TASK PROMPT → A word-for-word copy of the listing, free of images, is the expected answer.
◆ ◆ ◆ ◆ ◆ ◆ ◆
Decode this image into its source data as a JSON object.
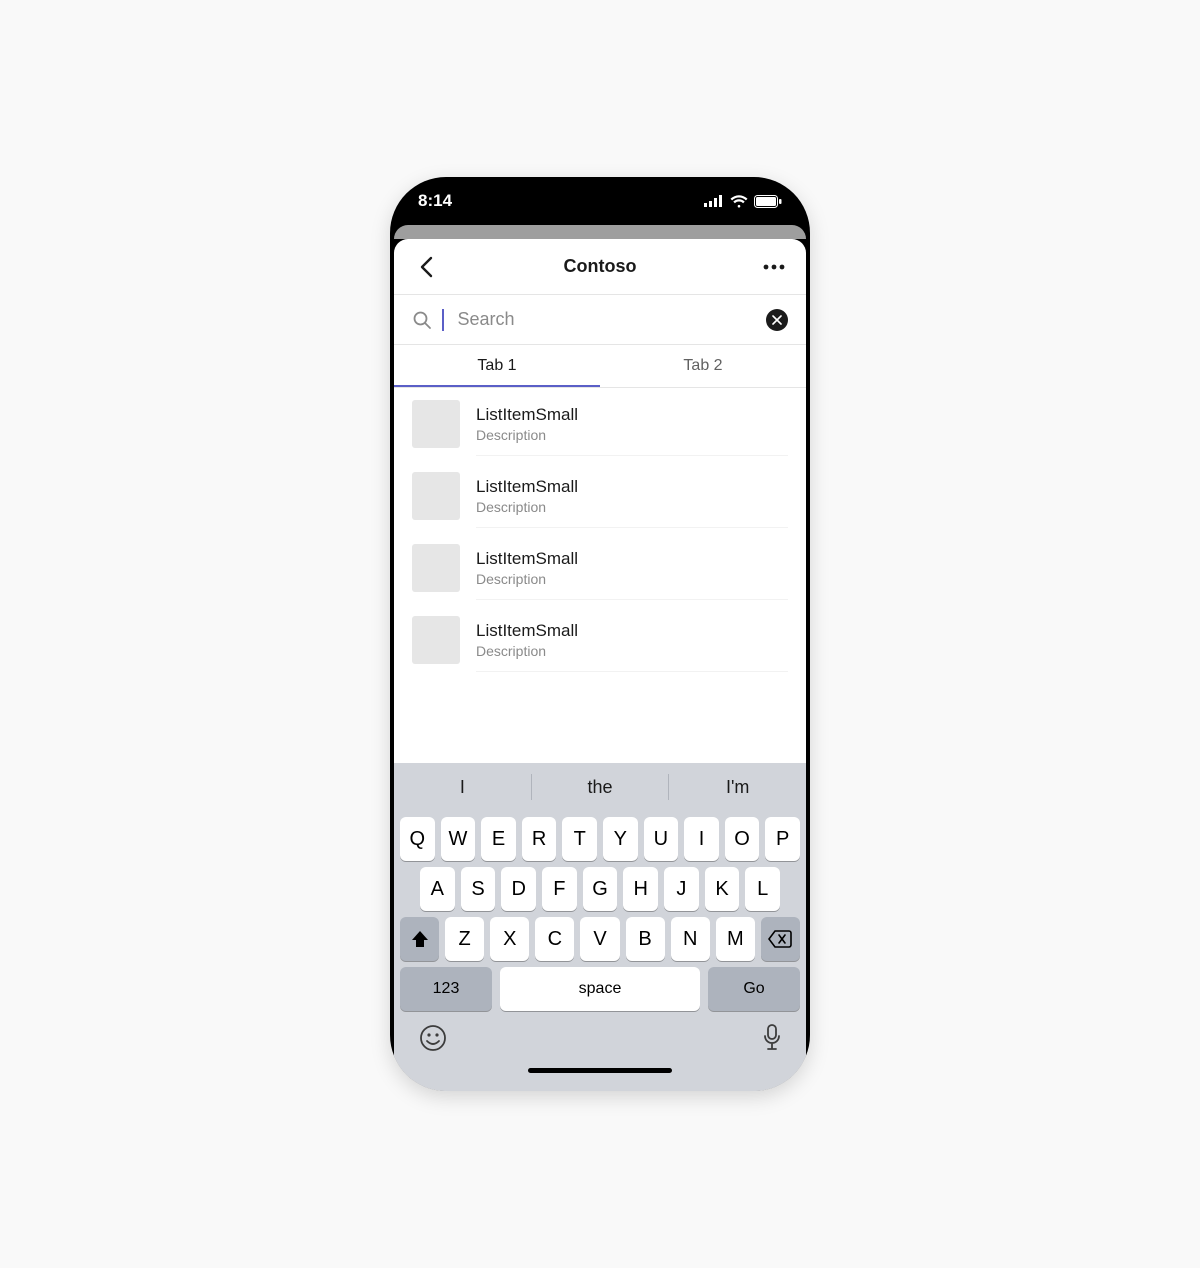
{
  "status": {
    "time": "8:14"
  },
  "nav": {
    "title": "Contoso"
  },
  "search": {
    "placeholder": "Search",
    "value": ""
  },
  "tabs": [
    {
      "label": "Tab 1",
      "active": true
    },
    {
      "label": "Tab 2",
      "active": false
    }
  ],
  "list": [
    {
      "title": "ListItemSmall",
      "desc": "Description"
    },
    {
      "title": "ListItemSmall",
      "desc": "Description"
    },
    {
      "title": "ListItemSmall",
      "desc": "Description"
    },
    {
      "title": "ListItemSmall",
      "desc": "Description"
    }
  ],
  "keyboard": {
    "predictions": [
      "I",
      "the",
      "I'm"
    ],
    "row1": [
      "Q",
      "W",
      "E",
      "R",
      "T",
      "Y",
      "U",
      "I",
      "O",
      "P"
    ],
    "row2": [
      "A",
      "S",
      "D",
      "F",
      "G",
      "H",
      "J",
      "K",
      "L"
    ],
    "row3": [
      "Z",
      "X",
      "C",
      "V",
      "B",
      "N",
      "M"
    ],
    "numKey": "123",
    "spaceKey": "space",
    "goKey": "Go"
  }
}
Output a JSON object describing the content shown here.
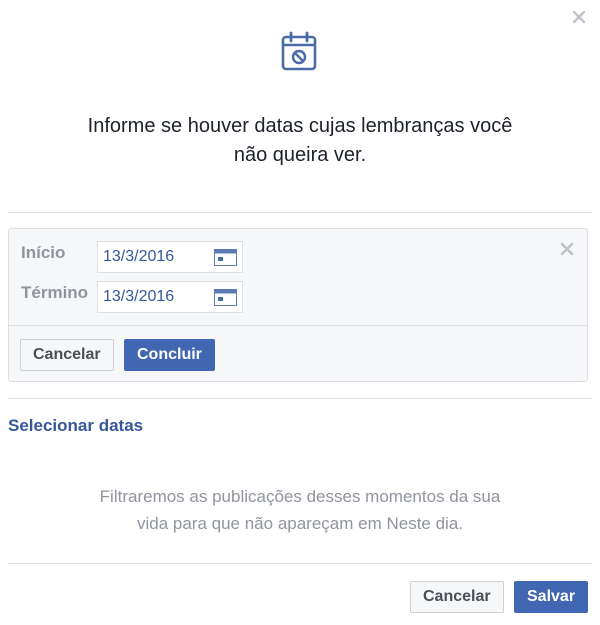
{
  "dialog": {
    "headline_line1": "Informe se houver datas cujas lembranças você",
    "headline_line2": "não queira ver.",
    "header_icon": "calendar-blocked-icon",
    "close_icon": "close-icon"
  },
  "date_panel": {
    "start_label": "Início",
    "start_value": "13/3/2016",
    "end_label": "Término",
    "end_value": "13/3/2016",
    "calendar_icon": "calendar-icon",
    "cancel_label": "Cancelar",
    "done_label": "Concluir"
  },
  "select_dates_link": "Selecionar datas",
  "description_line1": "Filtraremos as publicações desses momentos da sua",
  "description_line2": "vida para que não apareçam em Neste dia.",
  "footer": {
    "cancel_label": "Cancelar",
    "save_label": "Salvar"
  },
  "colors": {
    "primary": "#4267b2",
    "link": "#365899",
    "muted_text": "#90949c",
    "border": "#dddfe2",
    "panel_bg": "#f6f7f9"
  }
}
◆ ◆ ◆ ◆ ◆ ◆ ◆
RESPONSE →
Decode this image into its source data as a JSON object.
{
  "status": {
    "time": "8:14"
  },
  "nav": {
    "title": "Contoso"
  },
  "search": {
    "placeholder": "Search",
    "value": ""
  },
  "tabs": [
    {
      "label": "Tab 1",
      "active": true
    },
    {
      "label": "Tab 2",
      "active": false
    }
  ],
  "list": [
    {
      "title": "ListItemSmall",
      "desc": "Description"
    },
    {
      "title": "ListItemSmall",
      "desc": "Description"
    },
    {
      "title": "ListItemSmall",
      "desc": "Description"
    },
    {
      "title": "ListItemSmall",
      "desc": "Description"
    }
  ],
  "keyboard": {
    "predictions": [
      "I",
      "the",
      "I'm"
    ],
    "row1": [
      "Q",
      "W",
      "E",
      "R",
      "T",
      "Y",
      "U",
      "I",
      "O",
      "P"
    ],
    "row2": [
      "A",
      "S",
      "D",
      "F",
      "G",
      "H",
      "J",
      "K",
      "L"
    ],
    "row3": [
      "Z",
      "X",
      "C",
      "V",
      "B",
      "N",
      "M"
    ],
    "numKey": "123",
    "spaceKey": "space",
    "goKey": "Go"
  }
}
Output a JSON object describing the content shown here.
{
  "dialog": {
    "headline_line1": "Informe se houver datas cujas lembranças você",
    "headline_line2": "não queira ver.",
    "header_icon": "calendar-blocked-icon",
    "close_icon": "close-icon"
  },
  "date_panel": {
    "start_label": "Início",
    "start_value": "13/3/2016",
    "end_label": "Término",
    "end_value": "13/3/2016",
    "calendar_icon": "calendar-icon",
    "cancel_label": "Cancelar",
    "done_label": "Concluir"
  },
  "select_dates_link": "Selecionar datas",
  "description_line1": "Filtraremos as publicações desses momentos da sua",
  "description_line2": "vida para que não apareçam em Neste dia.",
  "footer": {
    "cancel_label": "Cancelar",
    "save_label": "Salvar"
  },
  "colors": {
    "primary": "#4267b2",
    "link": "#365899",
    "muted_text": "#90949c",
    "border": "#dddfe2",
    "panel_bg": "#f6f7f9"
  }
}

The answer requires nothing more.